TASK DETAILS =
Reproduce each line of the entries that carries "Equity".

SUPPLIED INFORMATION =
Content starts
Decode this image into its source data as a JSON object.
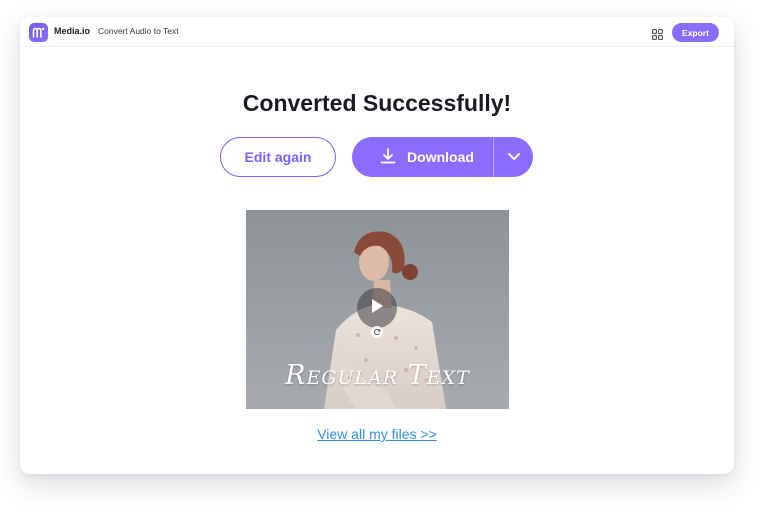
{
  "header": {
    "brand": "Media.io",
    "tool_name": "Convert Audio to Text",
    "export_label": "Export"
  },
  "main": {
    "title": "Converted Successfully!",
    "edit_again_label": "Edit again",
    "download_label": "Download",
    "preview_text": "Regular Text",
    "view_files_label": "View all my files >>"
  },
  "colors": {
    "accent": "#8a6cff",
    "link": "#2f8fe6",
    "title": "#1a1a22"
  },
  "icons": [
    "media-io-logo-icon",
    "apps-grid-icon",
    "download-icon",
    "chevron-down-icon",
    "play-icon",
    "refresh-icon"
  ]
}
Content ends
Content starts
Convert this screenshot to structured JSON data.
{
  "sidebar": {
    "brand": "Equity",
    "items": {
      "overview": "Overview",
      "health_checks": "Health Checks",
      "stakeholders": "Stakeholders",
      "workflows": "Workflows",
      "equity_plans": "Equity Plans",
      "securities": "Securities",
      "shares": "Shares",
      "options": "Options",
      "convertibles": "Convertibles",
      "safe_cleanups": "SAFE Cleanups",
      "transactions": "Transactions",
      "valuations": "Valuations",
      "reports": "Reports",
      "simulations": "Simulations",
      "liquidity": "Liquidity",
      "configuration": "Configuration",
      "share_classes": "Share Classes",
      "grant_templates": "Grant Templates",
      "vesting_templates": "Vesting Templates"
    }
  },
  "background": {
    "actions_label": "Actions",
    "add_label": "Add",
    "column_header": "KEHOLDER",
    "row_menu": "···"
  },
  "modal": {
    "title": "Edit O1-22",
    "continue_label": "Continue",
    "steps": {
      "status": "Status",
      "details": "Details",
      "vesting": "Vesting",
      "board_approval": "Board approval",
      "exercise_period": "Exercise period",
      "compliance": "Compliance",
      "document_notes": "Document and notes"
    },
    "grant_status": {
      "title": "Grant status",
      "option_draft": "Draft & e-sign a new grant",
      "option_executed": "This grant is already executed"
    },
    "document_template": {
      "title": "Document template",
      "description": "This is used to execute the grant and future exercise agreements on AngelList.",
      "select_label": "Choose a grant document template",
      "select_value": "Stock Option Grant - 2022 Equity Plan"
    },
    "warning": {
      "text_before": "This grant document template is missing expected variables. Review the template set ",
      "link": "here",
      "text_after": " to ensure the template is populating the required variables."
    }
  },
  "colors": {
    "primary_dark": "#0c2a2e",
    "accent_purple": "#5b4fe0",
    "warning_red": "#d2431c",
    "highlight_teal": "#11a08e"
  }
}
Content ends
TASK RESULT =
    "brand": "Equity",
      "equity_plans": "Equity Plans",
      "select_value": "Stock Option Grant - 2022 Equity Plan"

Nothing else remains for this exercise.